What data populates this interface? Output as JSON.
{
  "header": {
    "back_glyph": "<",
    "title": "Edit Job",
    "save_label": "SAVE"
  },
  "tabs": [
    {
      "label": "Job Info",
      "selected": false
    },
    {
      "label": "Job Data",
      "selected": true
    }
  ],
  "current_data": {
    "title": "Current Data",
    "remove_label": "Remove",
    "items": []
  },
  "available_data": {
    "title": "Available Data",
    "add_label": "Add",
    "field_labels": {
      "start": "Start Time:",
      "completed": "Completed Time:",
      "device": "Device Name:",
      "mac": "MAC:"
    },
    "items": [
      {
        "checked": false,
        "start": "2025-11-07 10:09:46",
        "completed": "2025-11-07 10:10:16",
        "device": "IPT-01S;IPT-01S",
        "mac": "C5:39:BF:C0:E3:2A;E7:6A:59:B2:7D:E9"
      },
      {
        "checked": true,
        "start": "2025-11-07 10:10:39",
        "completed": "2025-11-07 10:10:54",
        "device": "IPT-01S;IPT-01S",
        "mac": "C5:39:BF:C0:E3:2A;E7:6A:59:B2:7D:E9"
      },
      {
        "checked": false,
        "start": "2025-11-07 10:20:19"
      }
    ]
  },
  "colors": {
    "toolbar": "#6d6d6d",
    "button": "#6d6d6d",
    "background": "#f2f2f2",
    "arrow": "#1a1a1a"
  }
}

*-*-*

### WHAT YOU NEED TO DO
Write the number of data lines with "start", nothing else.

### RESULT
4